EXERCISE INSTRUCTIONS. Count every line of the listing where the string "State" occurs, and reply with the count alone.

GIVEN INFORMATION.

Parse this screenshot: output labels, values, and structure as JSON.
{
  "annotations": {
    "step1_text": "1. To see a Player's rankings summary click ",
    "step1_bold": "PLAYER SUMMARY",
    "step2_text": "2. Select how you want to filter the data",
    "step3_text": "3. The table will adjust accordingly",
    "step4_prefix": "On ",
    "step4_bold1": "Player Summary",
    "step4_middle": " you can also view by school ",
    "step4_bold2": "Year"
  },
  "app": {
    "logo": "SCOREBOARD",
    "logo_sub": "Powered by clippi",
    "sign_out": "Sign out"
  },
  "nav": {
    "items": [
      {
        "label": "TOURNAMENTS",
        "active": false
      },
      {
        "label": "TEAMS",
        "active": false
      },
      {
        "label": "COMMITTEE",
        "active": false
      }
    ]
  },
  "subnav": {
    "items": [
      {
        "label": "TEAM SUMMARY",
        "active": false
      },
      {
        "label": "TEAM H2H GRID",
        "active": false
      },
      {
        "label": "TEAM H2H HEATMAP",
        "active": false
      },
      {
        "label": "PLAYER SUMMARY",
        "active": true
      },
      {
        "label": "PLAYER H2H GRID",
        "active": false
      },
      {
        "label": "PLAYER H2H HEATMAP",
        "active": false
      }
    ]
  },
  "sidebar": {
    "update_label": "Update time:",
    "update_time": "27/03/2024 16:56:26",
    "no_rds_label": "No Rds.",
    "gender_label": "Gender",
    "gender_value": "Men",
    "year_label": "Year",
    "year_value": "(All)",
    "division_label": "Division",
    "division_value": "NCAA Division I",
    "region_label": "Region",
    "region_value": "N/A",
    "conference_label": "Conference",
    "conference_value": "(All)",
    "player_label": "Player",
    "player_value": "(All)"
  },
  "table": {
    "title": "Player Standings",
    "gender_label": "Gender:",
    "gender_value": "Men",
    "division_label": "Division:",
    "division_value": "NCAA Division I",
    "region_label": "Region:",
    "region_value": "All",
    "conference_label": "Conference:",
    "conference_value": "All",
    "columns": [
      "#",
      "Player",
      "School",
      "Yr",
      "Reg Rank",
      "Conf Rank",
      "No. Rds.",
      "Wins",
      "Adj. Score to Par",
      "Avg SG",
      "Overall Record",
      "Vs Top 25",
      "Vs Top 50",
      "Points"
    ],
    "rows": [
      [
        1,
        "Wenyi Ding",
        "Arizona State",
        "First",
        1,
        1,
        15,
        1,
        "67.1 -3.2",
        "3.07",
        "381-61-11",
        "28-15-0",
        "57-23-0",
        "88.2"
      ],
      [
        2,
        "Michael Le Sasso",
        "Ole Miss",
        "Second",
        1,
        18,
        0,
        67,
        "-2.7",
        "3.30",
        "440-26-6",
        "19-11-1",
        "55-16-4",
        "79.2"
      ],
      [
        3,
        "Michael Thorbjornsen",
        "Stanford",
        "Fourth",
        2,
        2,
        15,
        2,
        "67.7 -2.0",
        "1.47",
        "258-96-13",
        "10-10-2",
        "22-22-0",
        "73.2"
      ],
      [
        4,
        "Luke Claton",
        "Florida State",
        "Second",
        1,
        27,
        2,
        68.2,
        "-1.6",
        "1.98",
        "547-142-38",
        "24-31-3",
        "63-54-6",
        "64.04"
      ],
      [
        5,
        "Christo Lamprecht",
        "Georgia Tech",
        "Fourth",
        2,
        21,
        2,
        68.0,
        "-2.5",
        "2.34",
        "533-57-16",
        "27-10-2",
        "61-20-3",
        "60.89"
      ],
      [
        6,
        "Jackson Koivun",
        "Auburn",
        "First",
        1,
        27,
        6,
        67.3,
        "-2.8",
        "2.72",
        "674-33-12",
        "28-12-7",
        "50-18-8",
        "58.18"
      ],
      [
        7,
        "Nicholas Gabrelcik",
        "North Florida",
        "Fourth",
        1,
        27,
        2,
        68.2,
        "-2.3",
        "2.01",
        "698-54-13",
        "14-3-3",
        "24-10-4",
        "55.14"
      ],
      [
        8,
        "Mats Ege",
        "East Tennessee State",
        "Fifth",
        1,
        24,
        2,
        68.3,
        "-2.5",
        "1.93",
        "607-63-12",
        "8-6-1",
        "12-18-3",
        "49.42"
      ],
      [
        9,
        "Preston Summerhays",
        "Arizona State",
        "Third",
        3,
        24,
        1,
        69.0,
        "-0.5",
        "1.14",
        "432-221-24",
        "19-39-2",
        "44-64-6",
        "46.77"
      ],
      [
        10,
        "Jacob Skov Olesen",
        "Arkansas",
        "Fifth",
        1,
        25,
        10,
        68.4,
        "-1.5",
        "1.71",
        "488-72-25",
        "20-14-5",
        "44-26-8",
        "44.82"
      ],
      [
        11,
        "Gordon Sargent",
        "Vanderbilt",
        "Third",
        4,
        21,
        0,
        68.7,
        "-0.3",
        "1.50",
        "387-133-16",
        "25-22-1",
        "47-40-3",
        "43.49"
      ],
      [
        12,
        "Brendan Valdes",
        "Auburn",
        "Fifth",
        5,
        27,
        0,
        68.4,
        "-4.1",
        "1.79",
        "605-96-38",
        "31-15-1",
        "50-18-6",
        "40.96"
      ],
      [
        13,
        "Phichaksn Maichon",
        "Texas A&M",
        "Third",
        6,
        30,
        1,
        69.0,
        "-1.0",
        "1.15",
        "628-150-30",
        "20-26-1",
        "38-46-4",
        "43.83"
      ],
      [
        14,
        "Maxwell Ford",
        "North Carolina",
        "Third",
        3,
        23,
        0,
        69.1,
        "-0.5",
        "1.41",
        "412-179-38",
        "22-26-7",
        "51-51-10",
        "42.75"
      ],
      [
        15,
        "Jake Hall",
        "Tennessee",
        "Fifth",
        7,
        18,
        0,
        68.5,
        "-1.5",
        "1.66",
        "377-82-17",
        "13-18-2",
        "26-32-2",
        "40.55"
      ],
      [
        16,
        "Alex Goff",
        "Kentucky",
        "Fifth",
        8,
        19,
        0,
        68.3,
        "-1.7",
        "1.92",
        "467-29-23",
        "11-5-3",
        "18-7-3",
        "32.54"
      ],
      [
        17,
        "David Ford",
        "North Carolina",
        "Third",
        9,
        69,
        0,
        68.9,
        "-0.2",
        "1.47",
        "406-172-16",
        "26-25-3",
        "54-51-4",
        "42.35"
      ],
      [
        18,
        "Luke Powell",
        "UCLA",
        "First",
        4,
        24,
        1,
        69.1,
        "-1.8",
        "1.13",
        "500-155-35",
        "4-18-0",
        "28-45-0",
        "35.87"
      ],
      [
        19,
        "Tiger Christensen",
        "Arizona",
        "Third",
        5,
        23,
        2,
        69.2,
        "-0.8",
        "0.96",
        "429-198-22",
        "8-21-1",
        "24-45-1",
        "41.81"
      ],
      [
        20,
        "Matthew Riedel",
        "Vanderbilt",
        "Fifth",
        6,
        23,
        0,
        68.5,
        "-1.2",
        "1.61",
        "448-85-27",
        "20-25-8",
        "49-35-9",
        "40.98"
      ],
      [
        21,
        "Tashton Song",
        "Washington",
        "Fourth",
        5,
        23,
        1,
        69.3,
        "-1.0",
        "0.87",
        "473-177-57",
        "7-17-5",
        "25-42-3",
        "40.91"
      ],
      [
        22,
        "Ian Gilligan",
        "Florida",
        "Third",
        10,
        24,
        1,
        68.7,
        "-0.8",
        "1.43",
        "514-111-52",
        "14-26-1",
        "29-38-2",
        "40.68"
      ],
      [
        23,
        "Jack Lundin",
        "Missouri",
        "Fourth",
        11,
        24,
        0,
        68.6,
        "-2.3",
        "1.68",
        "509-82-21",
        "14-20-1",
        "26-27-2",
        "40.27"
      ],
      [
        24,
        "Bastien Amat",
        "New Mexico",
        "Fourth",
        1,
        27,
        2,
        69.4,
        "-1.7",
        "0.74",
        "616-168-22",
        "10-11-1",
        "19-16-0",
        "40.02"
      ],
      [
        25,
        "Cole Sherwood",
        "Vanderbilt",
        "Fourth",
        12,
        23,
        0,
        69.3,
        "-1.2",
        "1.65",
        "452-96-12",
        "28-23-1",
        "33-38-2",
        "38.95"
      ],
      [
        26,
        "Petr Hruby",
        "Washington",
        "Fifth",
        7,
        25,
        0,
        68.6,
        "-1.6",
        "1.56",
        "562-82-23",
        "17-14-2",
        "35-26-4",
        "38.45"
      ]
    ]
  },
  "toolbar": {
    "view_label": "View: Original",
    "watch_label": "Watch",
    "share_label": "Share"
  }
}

TASK RESULT. 4